Work to be completed - Exact copies of all the entries are required, and no pictures should appear in them.

Extracted information -
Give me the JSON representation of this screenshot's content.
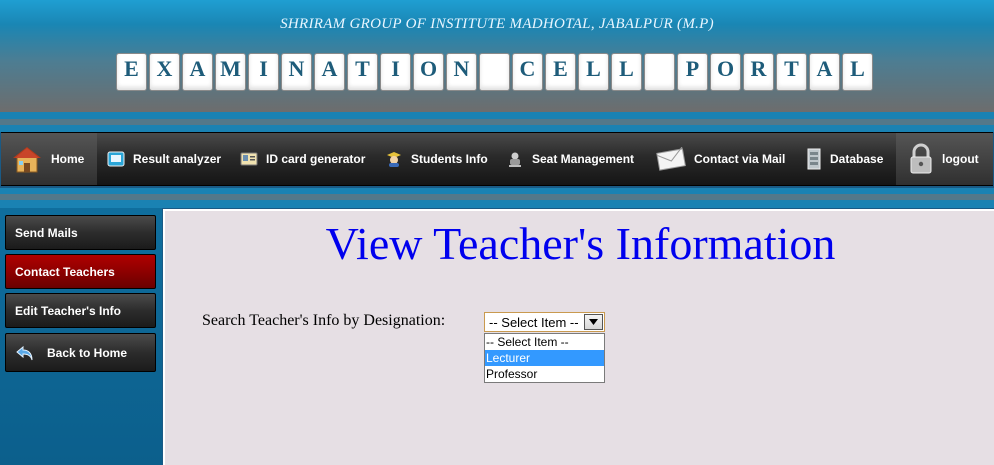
{
  "header": {
    "subtitle": "SHRIRAM GROUP OF INSTITUTE MADHOTAL, JABALPUR (M.P)",
    "title_letters": [
      "E",
      "X",
      "A",
      "M",
      "I",
      "N",
      "A",
      "T",
      "I",
      "O",
      "N",
      " ",
      "C",
      "E",
      "L",
      "L",
      " ",
      "P",
      "O",
      "R",
      "T",
      "A",
      "L"
    ]
  },
  "nav": {
    "items": [
      {
        "label": "Home",
        "icon": "house-icon"
      },
      {
        "label": "Result analyzer",
        "icon": "result-icon"
      },
      {
        "label": "ID card generator",
        "icon": "id-card-icon"
      },
      {
        "label": "Students Info",
        "icon": "students-icon"
      },
      {
        "label": "Seat Management",
        "icon": "seat-icon"
      },
      {
        "label": "Contact via Mail",
        "icon": "envelope-icon"
      },
      {
        "label": "Database",
        "icon": "database-icon"
      },
      {
        "label": "logout",
        "icon": "lock-icon"
      }
    ]
  },
  "sidebar": {
    "items": [
      {
        "label": "Send Mails"
      },
      {
        "label": "Contact Teachers"
      },
      {
        "label": "Edit Teacher's Info"
      },
      {
        "label": "Back to Home",
        "icon": "back-arrow-icon"
      }
    ]
  },
  "main": {
    "title": "View Teacher's Information",
    "search_label": "Search Teacher's Info by Designation:",
    "select": {
      "value": "-- Select Item --",
      "options": [
        "-- Select Item --",
        "Lecturer",
        "Professor"
      ]
    }
  },
  "colors": {
    "title_blue": "#0000ee",
    "active_red": "#9a0000",
    "highlight": "#3399ff"
  }
}
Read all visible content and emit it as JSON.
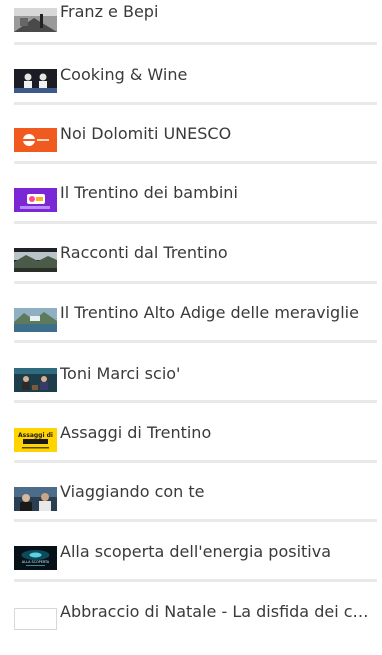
{
  "playlist": {
    "items": [
      {
        "title": "Franz e Bepi",
        "thumb_icon": "thumbnail-street-photo"
      },
      {
        "title": "Cooking & Wine",
        "thumb_icon": "thumbnail-chefs"
      },
      {
        "title": "Noi Dolomiti UNESCO",
        "thumb_icon": "thumbnail-orange-logo"
      },
      {
        "title": "Il Trentino dei bambini",
        "thumb_icon": "thumbnail-purple-kids"
      },
      {
        "title": "Racconti dal Trentino",
        "thumb_icon": "thumbnail-landscape"
      },
      {
        "title": "Il Trentino Alto Adige delle meraviglie",
        "thumb_icon": "thumbnail-mountain-lake"
      },
      {
        "title": "Toni Marci scio'",
        "thumb_icon": "thumbnail-studio"
      },
      {
        "title": "Assaggi di Trentino",
        "thumb_icon": "thumbnail-yellow-title"
      },
      {
        "title": "Viaggiando con te",
        "thumb_icon": "thumbnail-interview"
      },
      {
        "title": "Alla scoperta dell'energia positiva",
        "thumb_icon": "thumbnail-dark-glow"
      },
      {
        "title": "Abbraccio di Natale - La disfida dei cuochi",
        "thumb_icon": "thumbnail-blank"
      }
    ],
    "thumb_texts": {
      "assaggi": "Assaggi di",
      "energia": "ALLA SCOPERTA"
    }
  }
}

Your response -
Give me the JSON representation of this screenshot's content.
{
  "header": {
    "subtitle": "SHRIRAM GROUP OF INSTITUTE MADHOTAL, JABALPUR (M.P)",
    "title_letters": [
      "E",
      "X",
      "A",
      "M",
      "I",
      "N",
      "A",
      "T",
      "I",
      "O",
      "N",
      " ",
      "C",
      "E",
      "L",
      "L",
      " ",
      "P",
      "O",
      "R",
      "T",
      "A",
      "L"
    ]
  },
  "nav": {
    "items": [
      {
        "label": "Home",
        "icon": "house-icon"
      },
      {
        "label": "Result analyzer",
        "icon": "result-icon"
      },
      {
        "label": "ID card generator",
        "icon": "id-card-icon"
      },
      {
        "label": "Students Info",
        "icon": "students-icon"
      },
      {
        "label": "Seat Management",
        "icon": "seat-icon"
      },
      {
        "label": "Contact via Mail",
        "icon": "envelope-icon"
      },
      {
        "label": "Database",
        "icon": "database-icon"
      },
      {
        "label": "logout",
        "icon": "lock-icon"
      }
    ]
  },
  "sidebar": {
    "items": [
      {
        "label": "Send Mails"
      },
      {
        "label": "Contact Teachers"
      },
      {
        "label": "Edit Teacher's Info"
      },
      {
        "label": "Back to Home",
        "icon": "back-arrow-icon"
      }
    ]
  },
  "main": {
    "title": "View Teacher's Information",
    "search_label": "Search Teacher's Info by Designation:",
    "select": {
      "value": "-- Select Item --",
      "options": [
        "-- Select Item --",
        "Lecturer",
        "Professor"
      ]
    }
  },
  "colors": {
    "title_blue": "#0000ee",
    "active_red": "#9a0000",
    "highlight": "#3399ff"
  }
}
Read all visible content and emit it as JSON.
{
  "playlist": {
    "items": [
      {
        "title": "Franz e Bepi",
        "thumb_icon": "thumbnail-street-photo"
      },
      {
        "title": "Cooking & Wine",
        "thumb_icon": "thumbnail-chefs"
      },
      {
        "title": "Noi Dolomiti UNESCO",
        "thumb_icon": "thumbnail-orange-logo"
      },
      {
        "title": "Il Trentino dei bambini",
        "thumb_icon": "thumbnail-purple-kids"
      },
      {
        "title": "Racconti dal Trentino",
        "thumb_icon": "thumbnail-landscape"
      },
      {
        "title": "Il Trentino Alto Adige delle meraviglie",
        "thumb_icon": "thumbnail-mountain-lake"
      },
      {
        "title": "Toni Marci scio'",
        "thumb_icon": "thumbnail-studio"
      },
      {
        "title": "Assaggi di Trentino",
        "thumb_icon": "thumbnail-yellow-title"
      },
      {
        "title": "Viaggiando con te",
        "thumb_icon": "thumbnail-interview"
      },
      {
        "title": "Alla scoperta dell'energia positiva",
        "thumb_icon": "thumbnail-dark-glow"
      },
      {
        "title": "Abbraccio di Natale - La disfida dei cuochi",
        "thumb_icon": "thumbnail-blank"
      }
    ],
    "thumb_texts": {
      "assaggi": "Assaggi di",
      "energia": "ALLA SCOPERTA"
    }
  }
}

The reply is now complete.